Top of Available data

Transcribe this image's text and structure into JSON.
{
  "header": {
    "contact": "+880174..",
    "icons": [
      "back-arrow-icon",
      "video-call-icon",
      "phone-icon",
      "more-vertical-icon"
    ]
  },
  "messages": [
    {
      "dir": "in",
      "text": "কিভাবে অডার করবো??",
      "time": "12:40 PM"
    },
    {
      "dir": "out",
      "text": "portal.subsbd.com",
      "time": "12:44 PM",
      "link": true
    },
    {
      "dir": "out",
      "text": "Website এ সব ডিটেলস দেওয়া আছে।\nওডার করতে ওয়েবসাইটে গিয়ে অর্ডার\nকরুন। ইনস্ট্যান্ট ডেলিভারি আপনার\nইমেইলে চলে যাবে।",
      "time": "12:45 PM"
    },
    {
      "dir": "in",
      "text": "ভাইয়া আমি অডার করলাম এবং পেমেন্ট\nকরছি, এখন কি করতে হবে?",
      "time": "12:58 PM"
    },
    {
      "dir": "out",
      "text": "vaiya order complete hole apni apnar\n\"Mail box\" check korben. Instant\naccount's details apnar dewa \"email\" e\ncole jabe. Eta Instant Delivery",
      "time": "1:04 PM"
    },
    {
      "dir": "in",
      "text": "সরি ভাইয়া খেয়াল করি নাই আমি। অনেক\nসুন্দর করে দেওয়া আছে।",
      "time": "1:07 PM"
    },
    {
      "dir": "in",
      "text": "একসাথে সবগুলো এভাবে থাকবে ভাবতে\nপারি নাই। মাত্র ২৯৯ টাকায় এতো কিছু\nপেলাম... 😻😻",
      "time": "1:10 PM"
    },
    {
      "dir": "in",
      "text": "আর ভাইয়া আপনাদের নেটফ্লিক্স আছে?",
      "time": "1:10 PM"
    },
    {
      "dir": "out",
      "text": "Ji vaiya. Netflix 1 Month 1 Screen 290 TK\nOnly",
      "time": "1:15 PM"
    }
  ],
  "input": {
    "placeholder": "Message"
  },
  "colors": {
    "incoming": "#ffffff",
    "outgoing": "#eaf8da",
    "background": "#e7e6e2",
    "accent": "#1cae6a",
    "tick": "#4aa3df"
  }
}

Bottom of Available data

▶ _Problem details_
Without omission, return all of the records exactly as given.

▶ _Response to the exercise_
Transcribe this image's text and structure into JSON.
{
  "header": {
    "contact": "+880174..",
    "icons": [
      "back-arrow-icon",
      "video-call-icon",
      "phone-icon",
      "more-vertical-icon"
    ]
  },
  "messages": [
    {
      "dir": "in",
      "text": "কিভাবে অডার করবো??",
      "time": "12:40 PM"
    },
    {
      "dir": "out",
      "text": "portal.subsbd.com",
      "time": "12:44 PM",
      "link": true
    },
    {
      "dir": "out",
      "text": "Website এ সব ডিটেলস দেওয়া আছে।\nওডার করতে ওয়েবসাইটে গিয়ে অর্ডার\nকরুন। ইনস্ট্যান্ট ডেলিভারি আপনার\nইমেইলে চলে যাবে।",
      "time": "12:45 PM"
    },
    {
      "dir": "in",
      "text": "ভাইয়া আমি অডার করলাম এবং পেমেন্ট\nকরছি, এখন কি করতে হবে?",
      "time": "12:58 PM"
    },
    {
      "dir": "out",
      "text": "vaiya order complete hole apni apnar\n\"Mail box\" check korben. Instant\naccount's details apnar dewa \"email\" e\ncole jabe. Eta Instant Delivery",
      "time": "1:04 PM"
    },
    {
      "dir": "in",
      "text": "সরি ভাইয়া খেয়াল করি নাই আমি। অনেক\nসুন্দর করে দেওয়া আছে।",
      "time": "1:07 PM"
    },
    {
      "dir": "in",
      "text": "একসাথে সবগুলো এভাবে থাকবে ভাবতে\nপারি নাই। মাত্র ২৯৯ টাকায় এতো কিছু\nপেলাম... 😻😻",
      "time": "1:10 PM"
    },
    {
      "dir": "in",
      "text": "আর ভাইয়া আপনাদের নেটফ্লিক্স আছে?",
      "time": "1:10 PM"
    },
    {
      "dir": "out",
      "text": "Ji vaiya. Netflix 1 Month 1 Screen 290 TK\nOnly",
      "time": "1:15 PM"
    }
  ],
  "input": {
    "placeholder": "Message"
  },
  "colors": {
    "incoming": "#ffffff",
    "outgoing": "#eaf8da",
    "background": "#e7e6e2",
    "accent": "#1cae6a",
    "tick": "#4aa3df"
  }
}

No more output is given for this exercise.